(Items from an interface collection)
##########

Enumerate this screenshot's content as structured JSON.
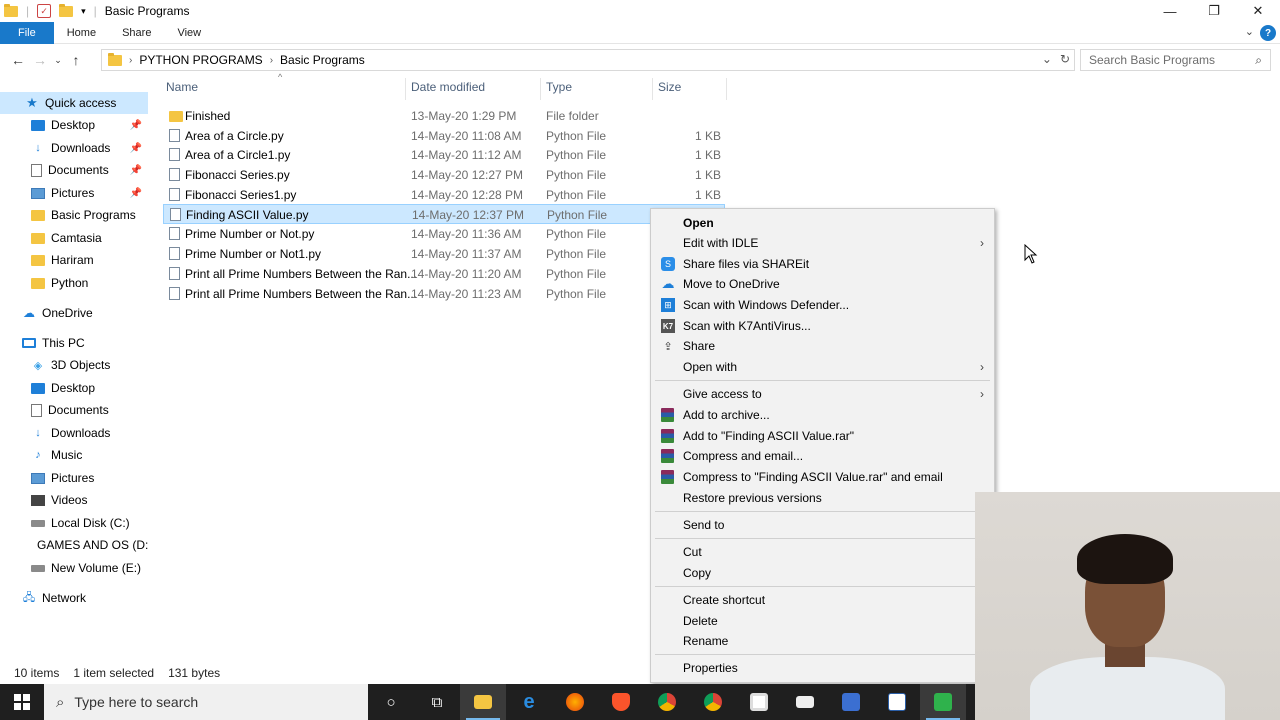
{
  "window": {
    "title": "Basic Programs",
    "controls": [
      "—",
      "❐",
      "✕"
    ]
  },
  "ribbon": {
    "tabs": [
      "File",
      "Home",
      "Share",
      "View"
    ]
  },
  "address": {
    "crumbs": [
      "PYTHON PROGRAMS",
      "Basic Programs"
    ],
    "search_placeholder": "Search Basic Programs"
  },
  "sidebar": {
    "items": [
      {
        "label": "Quick access",
        "icon": "star-icon"
      },
      {
        "label": "Desktop",
        "icon": "desktop-icon",
        "pinned": true
      },
      {
        "label": "Downloads",
        "icon": "download-icon",
        "pinned": true
      },
      {
        "label": "Documents",
        "icon": "document-icon",
        "pinned": true
      },
      {
        "label": "Pictures",
        "icon": "pictures-icon",
        "pinned": true
      },
      {
        "label": "Basic Programs",
        "icon": "folder-icon"
      },
      {
        "label": "Camtasia",
        "icon": "folder-icon"
      },
      {
        "label": "Hariram",
        "icon": "folder-icon"
      },
      {
        "label": "Python",
        "icon": "folder-icon"
      },
      {
        "label": "OneDrive",
        "icon": "onedrive-icon"
      },
      {
        "label": "This PC",
        "icon": "computer-icon"
      },
      {
        "label": "3D Objects",
        "icon": "3d-objects-icon"
      },
      {
        "label": "Desktop",
        "icon": "desktop-icon"
      },
      {
        "label": "Documents",
        "icon": "document-icon"
      },
      {
        "label": "Downloads",
        "icon": "download-icon"
      },
      {
        "label": "Music",
        "icon": "music-icon"
      },
      {
        "label": "Pictures",
        "icon": "pictures-icon"
      },
      {
        "label": "Videos",
        "icon": "videos-icon"
      },
      {
        "label": "Local Disk (C:)",
        "icon": "drive-icon"
      },
      {
        "label": "GAMES AND OS (D:",
        "icon": "drive-icon"
      },
      {
        "label": "New Volume (E:)",
        "icon": "drive-icon"
      },
      {
        "label": "Network",
        "icon": "network-icon"
      }
    ]
  },
  "columns": [
    "Name",
    "Date modified",
    "Type",
    "Size"
  ],
  "files": [
    {
      "name": "Finished",
      "date": "13-May-20 1:29 PM",
      "type": "File folder",
      "size": "",
      "folder": true
    },
    {
      "name": "Area of a Circle.py",
      "date": "14-May-20 11:08 AM",
      "type": "Python File",
      "size": "1 KB"
    },
    {
      "name": "Area of a Circle1.py",
      "date": "14-May-20 11:12 AM",
      "type": "Python File",
      "size": "1 KB"
    },
    {
      "name": "Fibonacci Series.py",
      "date": "14-May-20 12:27 PM",
      "type": "Python File",
      "size": "1 KB"
    },
    {
      "name": "Fibonacci Series1.py",
      "date": "14-May-20 12:28 PM",
      "type": "Python File",
      "size": "1 KB"
    },
    {
      "name": "Finding ASCII Value.py",
      "date": "14-May-20 12:37 PM",
      "type": "Python File",
      "size": "",
      "selected": true
    },
    {
      "name": "Prime Number or Not.py",
      "date": "14-May-20 11:36 AM",
      "type": "Python File",
      "size": ""
    },
    {
      "name": "Prime Number or Not1.py",
      "date": "14-May-20 11:37 AM",
      "type": "Python File",
      "size": ""
    },
    {
      "name": "Print all Prime Numbers Between the Ran...",
      "date": "14-May-20 11:20 AM",
      "type": "Python File",
      "size": ""
    },
    {
      "name": "Print all Prime Numbers Between the Ran...",
      "date": "14-May-20 11:23 AM",
      "type": "Python File",
      "size": ""
    }
  ],
  "status": {
    "count": "10 items",
    "selection": "1 item selected",
    "size": "131 bytes"
  },
  "context_menu": {
    "open": "Open",
    "edit_idle": "Edit with IDLE",
    "shareit": "Share files via SHAREit",
    "onedrive": "Move to OneDrive",
    "defender": "Scan with Windows Defender...",
    "k7": "Scan with K7AntiVirus...",
    "share": "Share",
    "open_with": "Open with",
    "give_access": "Give access to",
    "add_archive": "Add to archive...",
    "add_rar": "Add to \"Finding ASCII Value.rar\"",
    "compress_email": "Compress and email...",
    "compress_rar_email": "Compress to \"Finding ASCII Value.rar\" and email",
    "restore": "Restore previous versions",
    "send_to": "Send to",
    "cut": "Cut",
    "copy": "Copy",
    "create_shortcut": "Create shortcut",
    "delete": "Delete",
    "rename": "Rename",
    "properties": "Properties"
  },
  "taskbar": {
    "search_placeholder": "Type here to search",
    "apps": [
      "cortana-icon",
      "task-view-icon",
      "file-explorer-icon",
      "edge-icon",
      "firefox-icon",
      "brave-icon",
      "chrome-icon",
      "chrome-alt-icon",
      "store-icon",
      "mail-icon",
      "devcpp-icon",
      "python-file-icon",
      "camtasia-icon"
    ]
  },
  "colors": {
    "accent": "#1979ca",
    "selection": "#cce8ff",
    "taskbar": "#1f1f1f"
  }
}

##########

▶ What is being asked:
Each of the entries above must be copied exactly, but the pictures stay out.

▶ Response area:
Enumerate this screenshot's content as structured JSON.
{
  "window": {
    "title": "Basic Programs",
    "controls": [
      "—",
      "❐",
      "✕"
    ]
  },
  "ribbon": {
    "tabs": [
      "File",
      "Home",
      "Share",
      "View"
    ]
  },
  "address": {
    "crumbs": [
      "PYTHON PROGRAMS",
      "Basic Programs"
    ],
    "search_placeholder": "Search Basic Programs"
  },
  "sidebar": {
    "items": [
      {
        "label": "Quick access",
        "icon": "star-icon"
      },
      {
        "label": "Desktop",
        "icon": "desktop-icon",
        "pinned": true
      },
      {
        "label": "Downloads",
        "icon": "download-icon",
        "pinned": true
      },
      {
        "label": "Documents",
        "icon": "document-icon",
        "pinned": true
      },
      {
        "label": "Pictures",
        "icon": "pictures-icon",
        "pinned": true
      },
      {
        "label": "Basic Programs",
        "icon": "folder-icon"
      },
      {
        "label": "Camtasia",
        "icon": "folder-icon"
      },
      {
        "label": "Hariram",
        "icon": "folder-icon"
      },
      {
        "label": "Python",
        "icon": "folder-icon"
      },
      {
        "label": "OneDrive",
        "icon": "onedrive-icon"
      },
      {
        "label": "This PC",
        "icon": "computer-icon"
      },
      {
        "label": "3D Objects",
        "icon": "3d-objects-icon"
      },
      {
        "label": "Desktop",
        "icon": "desktop-icon"
      },
      {
        "label": "Documents",
        "icon": "document-icon"
      },
      {
        "label": "Downloads",
        "icon": "download-icon"
      },
      {
        "label": "Music",
        "icon": "music-icon"
      },
      {
        "label": "Pictures",
        "icon": "pictures-icon"
      },
      {
        "label": "Videos",
        "icon": "videos-icon"
      },
      {
        "label": "Local Disk (C:)",
        "icon": "drive-icon"
      },
      {
        "label": "GAMES AND OS (D:",
        "icon": "drive-icon"
      },
      {
        "label": "New Volume (E:)",
        "icon": "drive-icon"
      },
      {
        "label": "Network",
        "icon": "network-icon"
      }
    ]
  },
  "columns": [
    "Name",
    "Date modified",
    "Type",
    "Size"
  ],
  "files": [
    {
      "name": "Finished",
      "date": "13-May-20 1:29 PM",
      "type": "File folder",
      "size": "",
      "folder": true
    },
    {
      "name": "Area of a Circle.py",
      "date": "14-May-20 11:08 AM",
      "type": "Python File",
      "size": "1 KB"
    },
    {
      "name": "Area of a Circle1.py",
      "date": "14-May-20 11:12 AM",
      "type": "Python File",
      "size": "1 KB"
    },
    {
      "name": "Fibonacci Series.py",
      "date": "14-May-20 12:27 PM",
      "type": "Python File",
      "size": "1 KB"
    },
    {
      "name": "Fibonacci Series1.py",
      "date": "14-May-20 12:28 PM",
      "type": "Python File",
      "size": "1 KB"
    },
    {
      "name": "Finding ASCII Value.py",
      "date": "14-May-20 12:37 PM",
      "type": "Python File",
      "size": "",
      "selected": true
    },
    {
      "name": "Prime Number or Not.py",
      "date": "14-May-20 11:36 AM",
      "type": "Python File",
      "size": ""
    },
    {
      "name": "Prime Number or Not1.py",
      "date": "14-May-20 11:37 AM",
      "type": "Python File",
      "size": ""
    },
    {
      "name": "Print all Prime Numbers Between the Ran...",
      "date": "14-May-20 11:20 AM",
      "type": "Python File",
      "size": ""
    },
    {
      "name": "Print all Prime Numbers Between the Ran...",
      "date": "14-May-20 11:23 AM",
      "type": "Python File",
      "size": ""
    }
  ],
  "status": {
    "count": "10 items",
    "selection": "1 item selected",
    "size": "131 bytes"
  },
  "context_menu": {
    "open": "Open",
    "edit_idle": "Edit with IDLE",
    "shareit": "Share files via SHAREit",
    "onedrive": "Move to OneDrive",
    "defender": "Scan with Windows Defender...",
    "k7": "Scan with K7AntiVirus...",
    "share": "Share",
    "open_with": "Open with",
    "give_access": "Give access to",
    "add_archive": "Add to archive...",
    "add_rar": "Add to \"Finding ASCII Value.rar\"",
    "compress_email": "Compress and email...",
    "compress_rar_email": "Compress to \"Finding ASCII Value.rar\" and email",
    "restore": "Restore previous versions",
    "send_to": "Send to",
    "cut": "Cut",
    "copy": "Copy",
    "create_shortcut": "Create shortcut",
    "delete": "Delete",
    "rename": "Rename",
    "properties": "Properties"
  },
  "taskbar": {
    "search_placeholder": "Type here to search",
    "apps": [
      "cortana-icon",
      "task-view-icon",
      "file-explorer-icon",
      "edge-icon",
      "firefox-icon",
      "brave-icon",
      "chrome-icon",
      "chrome-alt-icon",
      "store-icon",
      "mail-icon",
      "devcpp-icon",
      "python-file-icon",
      "camtasia-icon"
    ]
  },
  "colors": {
    "accent": "#1979ca",
    "selection": "#cce8ff",
    "taskbar": "#1f1f1f"
  }
}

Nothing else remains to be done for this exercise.